The woman’s voice was frantic as she called across the yard to me.
I hurried over to her with uncertainly in my steps, not sure what lay in store for me. Having moved into our house just weeks before, I had met the neighbor just once. Our second meeting, and a call of distress.
When I reached her, she poignantly pointed toward the ground. There, at a respectable distance away, lay a two-foot long black snake.
“Do you know what kind it is,” she asked.
I claimed ignorance: “No, I’m not sure. Maybe a garter?”
She assured me it was not.
“I’ve lived here ten years and have never seen something that size.”
Now she had me worried. The kids were playing on the other side of the forsythia bushes. What if this little fellah was venomous?
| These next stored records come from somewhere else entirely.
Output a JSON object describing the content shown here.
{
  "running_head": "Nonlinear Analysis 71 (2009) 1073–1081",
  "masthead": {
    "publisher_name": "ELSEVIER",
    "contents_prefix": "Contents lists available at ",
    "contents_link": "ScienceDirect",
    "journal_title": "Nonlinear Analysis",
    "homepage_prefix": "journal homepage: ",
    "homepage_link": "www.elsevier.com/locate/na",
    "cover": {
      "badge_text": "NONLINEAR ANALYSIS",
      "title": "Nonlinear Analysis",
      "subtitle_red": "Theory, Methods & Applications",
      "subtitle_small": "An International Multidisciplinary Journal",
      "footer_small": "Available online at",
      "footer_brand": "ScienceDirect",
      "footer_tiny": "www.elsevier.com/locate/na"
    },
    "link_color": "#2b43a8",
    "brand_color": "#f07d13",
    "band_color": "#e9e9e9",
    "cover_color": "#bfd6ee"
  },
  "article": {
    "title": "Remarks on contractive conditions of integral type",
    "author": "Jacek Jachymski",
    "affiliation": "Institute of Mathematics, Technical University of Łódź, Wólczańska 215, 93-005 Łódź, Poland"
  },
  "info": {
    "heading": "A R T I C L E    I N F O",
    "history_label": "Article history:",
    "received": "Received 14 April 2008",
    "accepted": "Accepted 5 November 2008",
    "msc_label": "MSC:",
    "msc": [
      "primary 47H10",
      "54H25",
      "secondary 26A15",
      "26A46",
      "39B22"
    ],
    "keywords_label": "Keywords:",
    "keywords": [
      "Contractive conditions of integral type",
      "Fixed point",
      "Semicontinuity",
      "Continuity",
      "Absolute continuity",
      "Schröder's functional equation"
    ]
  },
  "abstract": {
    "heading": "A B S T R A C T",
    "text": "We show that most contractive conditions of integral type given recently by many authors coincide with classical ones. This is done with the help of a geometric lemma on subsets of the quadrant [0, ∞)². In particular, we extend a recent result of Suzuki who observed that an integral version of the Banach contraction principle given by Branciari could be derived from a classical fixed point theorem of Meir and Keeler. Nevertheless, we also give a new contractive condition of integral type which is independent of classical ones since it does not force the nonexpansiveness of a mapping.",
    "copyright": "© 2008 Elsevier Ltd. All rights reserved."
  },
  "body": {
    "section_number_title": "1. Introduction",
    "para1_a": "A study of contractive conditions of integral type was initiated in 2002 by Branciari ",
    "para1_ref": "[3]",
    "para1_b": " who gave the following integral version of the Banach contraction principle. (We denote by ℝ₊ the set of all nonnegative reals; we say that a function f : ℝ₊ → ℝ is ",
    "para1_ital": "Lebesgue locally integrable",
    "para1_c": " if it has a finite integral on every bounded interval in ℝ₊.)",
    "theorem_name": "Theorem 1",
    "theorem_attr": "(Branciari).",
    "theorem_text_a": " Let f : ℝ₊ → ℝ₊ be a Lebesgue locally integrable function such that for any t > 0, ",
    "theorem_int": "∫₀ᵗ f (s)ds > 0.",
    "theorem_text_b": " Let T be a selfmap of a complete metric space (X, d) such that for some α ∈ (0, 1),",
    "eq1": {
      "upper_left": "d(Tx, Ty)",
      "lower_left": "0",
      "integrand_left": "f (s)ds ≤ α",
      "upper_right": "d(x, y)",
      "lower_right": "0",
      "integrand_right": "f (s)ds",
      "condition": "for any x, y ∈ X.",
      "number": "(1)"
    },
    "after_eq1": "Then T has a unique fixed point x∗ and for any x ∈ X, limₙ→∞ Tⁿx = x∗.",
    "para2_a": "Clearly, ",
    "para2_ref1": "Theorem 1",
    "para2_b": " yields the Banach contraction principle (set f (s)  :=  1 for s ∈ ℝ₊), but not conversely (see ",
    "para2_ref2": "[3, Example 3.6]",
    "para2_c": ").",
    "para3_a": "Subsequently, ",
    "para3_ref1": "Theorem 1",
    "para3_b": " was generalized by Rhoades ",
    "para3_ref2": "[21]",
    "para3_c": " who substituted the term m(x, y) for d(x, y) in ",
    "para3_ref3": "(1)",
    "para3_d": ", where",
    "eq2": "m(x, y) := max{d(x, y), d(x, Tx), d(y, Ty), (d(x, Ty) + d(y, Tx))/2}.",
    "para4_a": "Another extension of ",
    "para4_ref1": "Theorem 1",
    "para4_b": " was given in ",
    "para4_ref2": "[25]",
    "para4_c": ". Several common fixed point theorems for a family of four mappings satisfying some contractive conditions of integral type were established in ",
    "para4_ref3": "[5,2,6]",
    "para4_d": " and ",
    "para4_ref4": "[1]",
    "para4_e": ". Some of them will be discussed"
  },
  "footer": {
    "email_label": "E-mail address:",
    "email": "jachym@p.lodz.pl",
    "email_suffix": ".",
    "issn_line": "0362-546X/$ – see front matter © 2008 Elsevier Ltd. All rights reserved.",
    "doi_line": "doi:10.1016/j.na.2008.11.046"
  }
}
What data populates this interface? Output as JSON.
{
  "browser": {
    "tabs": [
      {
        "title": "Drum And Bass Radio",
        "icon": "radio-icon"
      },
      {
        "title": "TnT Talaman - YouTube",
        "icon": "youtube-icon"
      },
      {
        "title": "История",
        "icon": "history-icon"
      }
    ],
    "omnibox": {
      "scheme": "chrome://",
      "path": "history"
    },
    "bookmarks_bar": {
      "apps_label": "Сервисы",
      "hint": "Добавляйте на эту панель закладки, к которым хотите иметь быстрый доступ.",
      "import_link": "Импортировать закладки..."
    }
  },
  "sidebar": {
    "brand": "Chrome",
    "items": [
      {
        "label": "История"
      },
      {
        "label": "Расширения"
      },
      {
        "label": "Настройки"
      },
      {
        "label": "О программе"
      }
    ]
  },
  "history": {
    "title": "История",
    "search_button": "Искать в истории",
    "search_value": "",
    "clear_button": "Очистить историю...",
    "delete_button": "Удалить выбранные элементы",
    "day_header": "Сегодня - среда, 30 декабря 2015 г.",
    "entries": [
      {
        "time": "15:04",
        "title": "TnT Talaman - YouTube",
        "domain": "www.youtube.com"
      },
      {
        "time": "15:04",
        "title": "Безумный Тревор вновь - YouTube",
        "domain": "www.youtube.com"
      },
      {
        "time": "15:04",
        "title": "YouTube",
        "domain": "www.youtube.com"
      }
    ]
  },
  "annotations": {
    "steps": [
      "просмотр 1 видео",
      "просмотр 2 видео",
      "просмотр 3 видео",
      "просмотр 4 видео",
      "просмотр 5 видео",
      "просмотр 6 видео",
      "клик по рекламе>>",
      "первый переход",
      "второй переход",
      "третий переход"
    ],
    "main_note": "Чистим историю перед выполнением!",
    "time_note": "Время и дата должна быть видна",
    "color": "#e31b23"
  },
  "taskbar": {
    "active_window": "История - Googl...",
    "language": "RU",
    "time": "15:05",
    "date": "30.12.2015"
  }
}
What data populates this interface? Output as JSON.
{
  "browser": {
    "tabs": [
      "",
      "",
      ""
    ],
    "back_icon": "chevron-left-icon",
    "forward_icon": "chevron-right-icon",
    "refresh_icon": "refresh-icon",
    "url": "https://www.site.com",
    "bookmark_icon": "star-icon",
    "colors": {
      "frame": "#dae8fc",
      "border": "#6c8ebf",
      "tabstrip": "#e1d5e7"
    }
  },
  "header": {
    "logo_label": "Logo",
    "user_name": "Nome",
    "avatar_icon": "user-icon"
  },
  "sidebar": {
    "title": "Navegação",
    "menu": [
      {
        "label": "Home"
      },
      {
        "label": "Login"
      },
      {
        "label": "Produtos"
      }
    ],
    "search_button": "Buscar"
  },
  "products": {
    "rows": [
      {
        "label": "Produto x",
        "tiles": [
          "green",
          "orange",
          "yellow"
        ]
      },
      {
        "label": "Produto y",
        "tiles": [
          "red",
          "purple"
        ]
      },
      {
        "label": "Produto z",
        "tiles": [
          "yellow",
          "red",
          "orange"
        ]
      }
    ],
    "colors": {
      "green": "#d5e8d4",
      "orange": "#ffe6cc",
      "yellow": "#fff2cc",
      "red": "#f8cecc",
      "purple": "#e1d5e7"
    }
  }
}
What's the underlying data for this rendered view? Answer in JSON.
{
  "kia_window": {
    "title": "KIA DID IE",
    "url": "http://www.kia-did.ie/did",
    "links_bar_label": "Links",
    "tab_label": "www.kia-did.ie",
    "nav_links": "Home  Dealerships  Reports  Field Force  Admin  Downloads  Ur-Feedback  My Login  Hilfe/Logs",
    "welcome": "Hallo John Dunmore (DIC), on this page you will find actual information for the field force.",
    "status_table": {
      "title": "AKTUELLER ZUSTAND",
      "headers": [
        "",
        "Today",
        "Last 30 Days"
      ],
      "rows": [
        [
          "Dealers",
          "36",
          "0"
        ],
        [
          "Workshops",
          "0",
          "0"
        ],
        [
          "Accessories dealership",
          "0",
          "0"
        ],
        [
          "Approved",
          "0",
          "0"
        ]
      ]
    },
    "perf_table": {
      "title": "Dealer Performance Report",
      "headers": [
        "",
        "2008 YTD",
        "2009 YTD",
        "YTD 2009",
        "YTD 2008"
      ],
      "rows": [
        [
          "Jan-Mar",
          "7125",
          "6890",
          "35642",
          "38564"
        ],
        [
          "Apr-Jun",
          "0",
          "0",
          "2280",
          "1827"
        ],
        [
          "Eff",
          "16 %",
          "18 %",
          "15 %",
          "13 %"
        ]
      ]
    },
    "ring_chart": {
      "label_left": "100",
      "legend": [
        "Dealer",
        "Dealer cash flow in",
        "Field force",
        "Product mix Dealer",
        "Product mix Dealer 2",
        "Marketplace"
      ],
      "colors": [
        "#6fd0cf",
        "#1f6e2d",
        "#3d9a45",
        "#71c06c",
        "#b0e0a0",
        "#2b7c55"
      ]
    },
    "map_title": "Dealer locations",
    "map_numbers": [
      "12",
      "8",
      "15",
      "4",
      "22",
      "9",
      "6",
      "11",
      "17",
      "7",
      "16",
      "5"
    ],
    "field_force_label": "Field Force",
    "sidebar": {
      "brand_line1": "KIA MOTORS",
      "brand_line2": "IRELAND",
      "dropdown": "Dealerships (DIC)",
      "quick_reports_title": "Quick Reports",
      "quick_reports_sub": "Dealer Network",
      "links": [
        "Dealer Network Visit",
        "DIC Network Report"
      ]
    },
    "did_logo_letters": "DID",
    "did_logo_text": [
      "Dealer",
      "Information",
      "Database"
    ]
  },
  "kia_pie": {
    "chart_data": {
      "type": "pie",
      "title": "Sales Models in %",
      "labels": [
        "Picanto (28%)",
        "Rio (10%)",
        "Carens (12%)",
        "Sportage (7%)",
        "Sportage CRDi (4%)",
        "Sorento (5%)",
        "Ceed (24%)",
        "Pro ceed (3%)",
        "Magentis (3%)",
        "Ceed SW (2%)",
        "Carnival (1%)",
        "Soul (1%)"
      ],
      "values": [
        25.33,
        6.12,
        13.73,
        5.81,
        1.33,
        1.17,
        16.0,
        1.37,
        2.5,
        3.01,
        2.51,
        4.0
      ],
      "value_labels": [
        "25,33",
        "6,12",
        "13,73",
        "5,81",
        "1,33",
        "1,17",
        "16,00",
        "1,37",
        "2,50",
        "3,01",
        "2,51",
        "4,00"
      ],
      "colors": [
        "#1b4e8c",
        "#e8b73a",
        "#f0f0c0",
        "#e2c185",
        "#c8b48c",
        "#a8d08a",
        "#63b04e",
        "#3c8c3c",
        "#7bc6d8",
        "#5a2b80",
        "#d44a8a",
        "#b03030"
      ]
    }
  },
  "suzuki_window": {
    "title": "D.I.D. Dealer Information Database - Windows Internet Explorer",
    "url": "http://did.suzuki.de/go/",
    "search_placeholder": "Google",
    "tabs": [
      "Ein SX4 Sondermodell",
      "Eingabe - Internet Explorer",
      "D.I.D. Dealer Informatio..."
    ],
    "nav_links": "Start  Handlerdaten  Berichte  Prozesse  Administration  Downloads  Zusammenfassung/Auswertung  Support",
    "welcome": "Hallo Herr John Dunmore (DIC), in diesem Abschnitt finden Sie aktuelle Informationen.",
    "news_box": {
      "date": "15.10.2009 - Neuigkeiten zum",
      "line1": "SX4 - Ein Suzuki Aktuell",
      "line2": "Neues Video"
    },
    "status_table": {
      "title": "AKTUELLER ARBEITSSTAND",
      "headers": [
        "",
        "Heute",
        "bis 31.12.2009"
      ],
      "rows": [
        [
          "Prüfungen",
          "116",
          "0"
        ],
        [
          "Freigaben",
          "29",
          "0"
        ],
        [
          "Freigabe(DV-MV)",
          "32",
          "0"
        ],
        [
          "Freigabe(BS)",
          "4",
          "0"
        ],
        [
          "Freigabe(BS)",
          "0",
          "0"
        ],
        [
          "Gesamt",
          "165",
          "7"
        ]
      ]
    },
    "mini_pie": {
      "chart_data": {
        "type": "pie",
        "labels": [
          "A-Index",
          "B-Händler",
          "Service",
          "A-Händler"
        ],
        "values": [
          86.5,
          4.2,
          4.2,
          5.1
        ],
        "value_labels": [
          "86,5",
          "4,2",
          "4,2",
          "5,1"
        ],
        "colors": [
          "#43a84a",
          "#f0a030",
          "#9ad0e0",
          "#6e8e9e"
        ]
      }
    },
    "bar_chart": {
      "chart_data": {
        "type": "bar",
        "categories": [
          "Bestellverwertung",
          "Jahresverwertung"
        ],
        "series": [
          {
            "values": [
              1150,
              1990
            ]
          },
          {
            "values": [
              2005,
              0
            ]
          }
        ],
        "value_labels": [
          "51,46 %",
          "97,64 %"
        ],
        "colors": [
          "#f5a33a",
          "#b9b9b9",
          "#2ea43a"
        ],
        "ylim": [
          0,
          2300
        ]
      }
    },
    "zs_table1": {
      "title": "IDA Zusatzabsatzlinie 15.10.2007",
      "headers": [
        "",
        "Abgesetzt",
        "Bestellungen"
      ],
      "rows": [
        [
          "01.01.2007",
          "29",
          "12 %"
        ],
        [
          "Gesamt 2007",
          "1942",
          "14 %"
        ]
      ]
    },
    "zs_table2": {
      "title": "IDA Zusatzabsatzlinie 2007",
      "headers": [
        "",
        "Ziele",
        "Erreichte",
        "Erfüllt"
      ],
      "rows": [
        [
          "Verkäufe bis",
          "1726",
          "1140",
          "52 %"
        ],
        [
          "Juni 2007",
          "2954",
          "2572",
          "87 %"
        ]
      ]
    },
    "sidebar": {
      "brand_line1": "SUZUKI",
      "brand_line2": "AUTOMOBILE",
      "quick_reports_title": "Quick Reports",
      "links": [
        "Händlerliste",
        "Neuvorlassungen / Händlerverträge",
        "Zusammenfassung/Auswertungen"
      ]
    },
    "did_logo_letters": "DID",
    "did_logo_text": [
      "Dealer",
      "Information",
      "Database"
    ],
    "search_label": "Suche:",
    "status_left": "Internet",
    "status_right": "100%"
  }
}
Before I knew it, the woman had rushed to her garage and returned with a shovel. She handed it to me without saying a word, as if our joint course of action was both inevitable and mutually agreed upon.
Again, before I knew it, I had the shovel over my head and sent it traveling toward the snake.
“Sorry, buddy,” I lamented as he lay there motionless.
Soon after, I returned home and went to the computer to identify what I had killed. The irony of going to the digital world to identify with the natural one was not lost on me.
I typed in “garter snake.”
The first photo that popped up on the screen confirmed what I already knew in my heart. I had killed a harmless garter snake. The caption to the photo rightfully fueled my guilt:
“Snakes are among the most misunderstood of all animals. As a result, many harmless, beneficial snakes have met untimely deaths at the hands of shovel-wielding humans.”
Guilty as charged.
Regret filled my heart even as the shovel traveled toward the ground, and remorse filled my heart now. What had the snake done but be found?
In a weak moment – one fueled by misunderstanding, ignorance, fear, and a male ego that felt it necessary to fulfill this new neighbor’s wishes – I had killed.
Sadly enough, I believe these are the very same reasons we all kill, nations and individuals alike. Misunderstanding and ignorance, a fear of the unknown, and our collective ego.
It begs the question: who is the snake?